"It is unspecified whether the cancellation request is acted upon
or whether the cancellation request remains pending and the thread
resumes normal execution if:
- The thread is suspended at a cancellation point and the event for
which it is waiting occurs
- A specified timeout expired
before the cancellation request is acted upon."
The way I read this is that, if you start processing a cancellation
request, but see that the timeout has already expired or that whatever
the function was blocked waiting for has already happened, you can
abort cancellation and leave it pending and return the result.
In an implementation where libc/libpthread cancellation and the kernel
are tightly coupled, this is really a choice -- for example the kernel
could check at the last point before success during SYS_read to see
that cancellation is pending, and *not actually transfer the data*,
but instead initiate cancellation with no side effects on the open
file. But on an implementation like Linux where libc/libpthread and
the cancellation implementation is completely decoupled from the
kernel and implemented via signals (which is a hack!), you don't
actually have this freedom. By the time you see the signal, it's
possible that the syscall *already succeeded* with (potentially
serious) side effects, and in that case you have to use the option
POSIX gives you here to defer cancellation until the next cancellation
point. (If POSIX did not give you this option, then it may not even be
possible to do a conforming implementation based on the signal hack).
> > Of course this case of non-conformance would be less severe than UAF
> > or resource leak errors in most cases, but it's still not good.
> Agreed. And I think not acting on the cancellation and returning
> success is also not conforming.
It is conforming, by the above-quoted passage.
> >> For (C), the complexity may not be worth it.
> >> For (A), (B), (C), we can act on the cancellation in the error case,
> >> after we observe the cancellation flag in the signal handler trampoline.
> >> (I think dropping the EINTR restriction from there achieves that.) If
> >> we do that, we do not need to change the test case.
> >> (D) is very special. Ideally, we would specify what happens with the
> >> descriptor if the close call is canceled. POSIX does not even specify
> >> what the state of file descriptor is after an EINTR error, so it doesn't
> >> say what happens with cancellation, either. Maybe we have to leave that
> >> undefined.
> > Failure to specify EINTR was an error in POSIX that's been fixed for

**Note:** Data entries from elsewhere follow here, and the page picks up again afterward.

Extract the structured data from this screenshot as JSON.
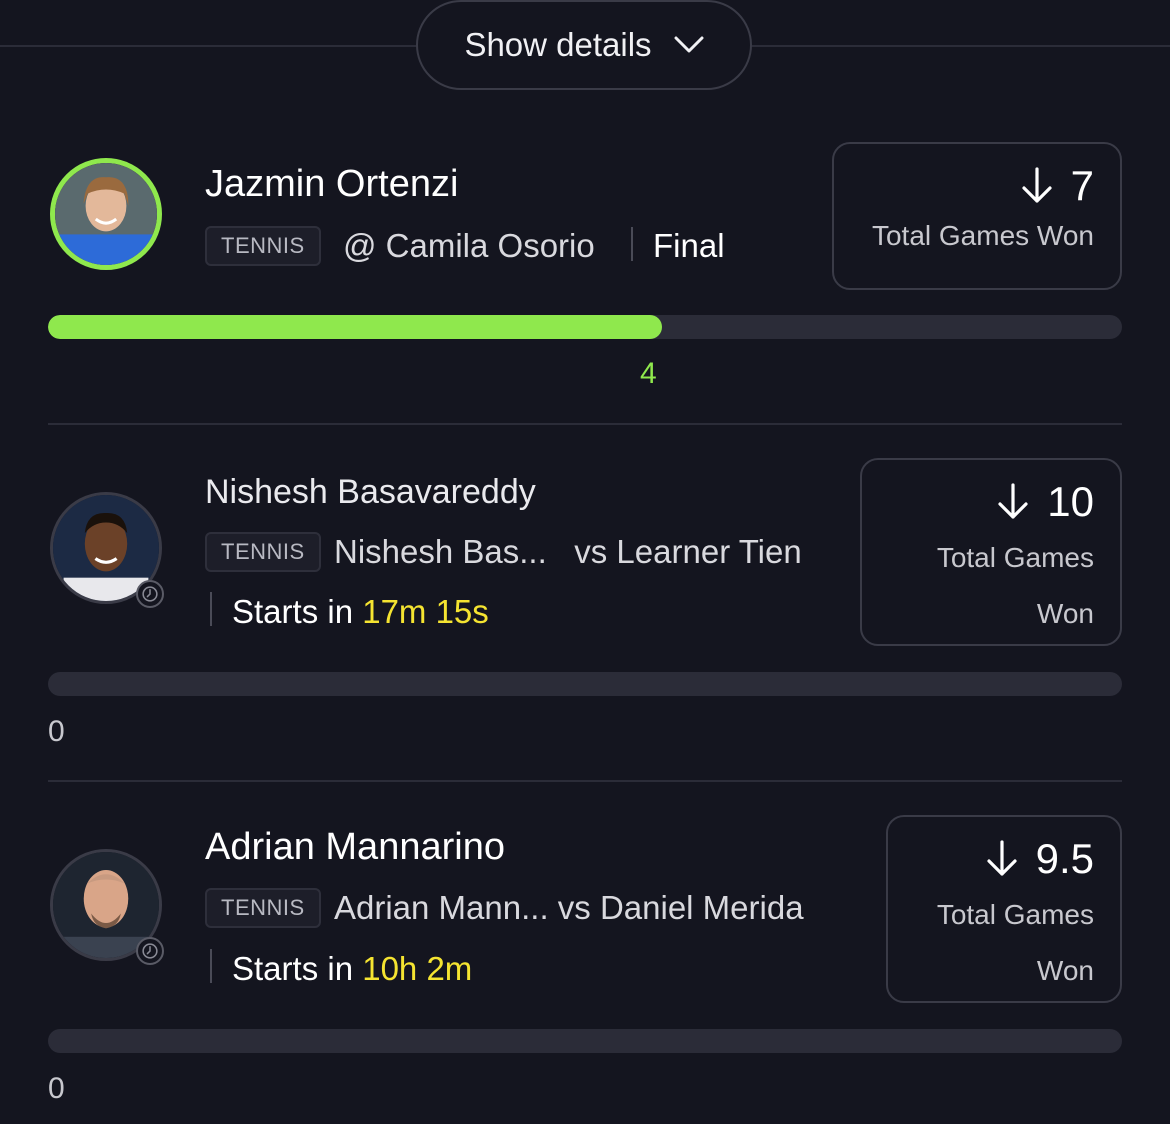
{
  "header": {
    "show_details_label": "Show details"
  },
  "picks": [
    {
      "player": "Jazmin Ortenzi",
      "sport": "TENNIS",
      "matchup": "@ Camila Osorio",
      "status": "Final",
      "direction_icon": "arrow-down-icon",
      "line": "7",
      "stat": "Total Games Won",
      "current": "4",
      "progress_fraction": 0.5714
    },
    {
      "player": "Nishesh Basavareddy",
      "sport": "TENNIS",
      "matchup": "Nishesh Bas...   vs Learner Tien",
      "status_prefix": "Starts in",
      "countdown": "17m 15s",
      "direction_icon": "arrow-down-icon",
      "line": "10",
      "stat_line1": "Total Games",
      "stat_line2": "Won",
      "current": "0",
      "progress_fraction": 0
    },
    {
      "player": "Adrian Mannarino",
      "sport": "TENNIS",
      "matchup": "Adrian Mann... vs Daniel Merida",
      "status_prefix": "Starts in",
      "countdown": "10h 2m",
      "direction_icon": "arrow-down-icon",
      "line": "9.5",
      "stat_line1": "Total Games",
      "stat_line2": "Won",
      "current": "0",
      "progress_fraction": 0
    }
  ],
  "colors": {
    "accent": "#8fe84d",
    "countdown": "#f5e431",
    "background": "#14151f"
  }
}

> > the next issue. Leaving it undefined is atrociously bad and results in
> > UAF type errors. Even if glibc doesn't want to apply the fix for
> > EINTR, cancellation of close absolutely needs to behave *as if* by the
> > newly-specified behavior for close with EINTR.
> Can we even make sure we act on the cancellation only if the descriptor
> has been closed?
If the descriptor has been closed, you *can't* act on cancellation. On
Linux, SYS_close *never* returns to userspace without the fd having
been closed. It can return EINTR, indicating that the fd has been
closed but the underlying open file description (if this was the last
reference to it) has not, but this EINTR is not POSIX conforming with
the new changes to POSIX, and it was always inconsistent with the
semantics implied by EINTR ("no nontrivial side effects have happened
yet"). See https://sourceware.org/bugzilla/show_bug.cgi?id=14627
In any case, this is easy to deal with for cancellation, even if
fixing the EINTR issue is controversial. If PC is before or at the
syscall instruction, nothing has happened yet (fd is still open) and
you can act on cancellation. If PC is after the syscall instruction,
you can't act on it.
This is actually the same as all other syscalls, in some sense, except
that for (at least a few) other syscalls you want to also act on
cancellation if EINTR is returned, because a few of them EINTR on
receipt of any signal, including SA_RESTART ones like SIGCANCEL.
Historically there were lots like this, but most of them were
conformance bugs and fixed. I think select and/or poll is still like
that intentionally, but I may be misremembering.